[Japan Spotlight] Animal protection education in Japan

“Environmental Minister Shinjiro Koizumi is infected!” The news flooded the National Diet of Japan. Minister Koizumi, who was scheduled to attend the Senate Budget Committee, was absent due to fever and illness.

Minister Koizumi then took a PCR test and the result was negative, but he was diagnosed with appendicitis and underwent surgery.

The Diet is crowded with people, and people are afraid that an outbreak is due. Any person getting sick will become a hot topic.
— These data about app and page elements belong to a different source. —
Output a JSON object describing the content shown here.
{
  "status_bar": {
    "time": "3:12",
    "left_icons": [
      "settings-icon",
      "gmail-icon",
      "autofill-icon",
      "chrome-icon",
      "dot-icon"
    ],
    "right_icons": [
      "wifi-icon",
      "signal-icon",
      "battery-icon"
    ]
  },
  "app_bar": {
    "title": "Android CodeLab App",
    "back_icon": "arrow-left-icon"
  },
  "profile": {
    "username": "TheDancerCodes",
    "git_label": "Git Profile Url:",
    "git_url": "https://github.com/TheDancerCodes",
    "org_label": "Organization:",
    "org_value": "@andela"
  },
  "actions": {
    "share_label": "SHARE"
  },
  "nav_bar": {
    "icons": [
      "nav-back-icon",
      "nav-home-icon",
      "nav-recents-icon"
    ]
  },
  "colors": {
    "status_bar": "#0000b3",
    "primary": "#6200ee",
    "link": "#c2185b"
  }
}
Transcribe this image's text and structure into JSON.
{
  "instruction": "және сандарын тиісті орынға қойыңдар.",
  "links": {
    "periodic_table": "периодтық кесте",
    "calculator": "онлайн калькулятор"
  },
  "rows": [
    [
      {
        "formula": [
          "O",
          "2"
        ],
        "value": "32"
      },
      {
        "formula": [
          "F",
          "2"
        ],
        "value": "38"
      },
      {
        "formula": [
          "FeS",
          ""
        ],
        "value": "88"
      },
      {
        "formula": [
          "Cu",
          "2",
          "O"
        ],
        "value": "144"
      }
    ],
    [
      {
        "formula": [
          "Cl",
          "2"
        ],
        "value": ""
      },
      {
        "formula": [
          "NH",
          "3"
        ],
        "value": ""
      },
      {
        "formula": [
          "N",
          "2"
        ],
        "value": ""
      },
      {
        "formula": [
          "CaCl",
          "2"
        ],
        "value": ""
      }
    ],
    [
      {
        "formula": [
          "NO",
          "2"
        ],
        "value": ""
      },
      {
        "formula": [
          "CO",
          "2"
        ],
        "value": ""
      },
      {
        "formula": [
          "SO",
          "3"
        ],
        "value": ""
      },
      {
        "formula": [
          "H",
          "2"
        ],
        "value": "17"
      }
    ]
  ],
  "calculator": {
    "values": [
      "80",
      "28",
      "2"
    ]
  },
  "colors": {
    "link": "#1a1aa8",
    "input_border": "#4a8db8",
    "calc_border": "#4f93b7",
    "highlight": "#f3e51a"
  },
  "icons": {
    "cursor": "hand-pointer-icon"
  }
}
Lawmakers who advocate animal welfare policies have begun to show interest in “animal protection education,” and there were also discussions in Taiwan and other regions.

Japan’s compulsory education does not contain animal protection content, and only some teachers and local volunteers provide spontaneous courses.

In 2013, Congressman Hideki Makihara, the former Minister of the Environment, launched the “Achieving a Human-Animal Society Program” to improve the tragic situation of 100,000 dogs and cats being euthanized each year.

Source: Ministry of Environment https://www.env.go.jp/nature/dobutsu/aigo/2_data/pamph/model_jirei.html

The Japanese government and the Ministry of the Environment’s “Project to Realize a Happy Society for Humans and Animals”, and 24 local governments across the country have implemented various measures. For example, the “Animal Protection Education Program” in Chiba Prefecture and Hachioji City in Tokyo included animal protection in elementary schools. The course teaches concepts such as “animals also have feelings, and keeping a pet is a lifetime commitment” and allows students to listen to a dog’s heartbeat with a stethoscope.

This four-year plan has promoted the “Social Plan for Realizing the Happy Life of Humans and Animals” and has led many local governments to achieve zero euthanasia, paving the way for future animal protection work.

At present, this government project has become a joint work of a coalition of cross-party parliamentarians, and they are referring to cases in other countries to promote animal protection education.

Unfortunately, due to the increase in pet sales due to the epidemic, the number of euthanasias for dogs and cats has begun to rebound.

The World Dog Alliance will continue to promote animal protection education. “Change human society and save dogs and cats” is not only a slogan, but a pioneering effort to establish international peace through “dog and cat diplomacy.”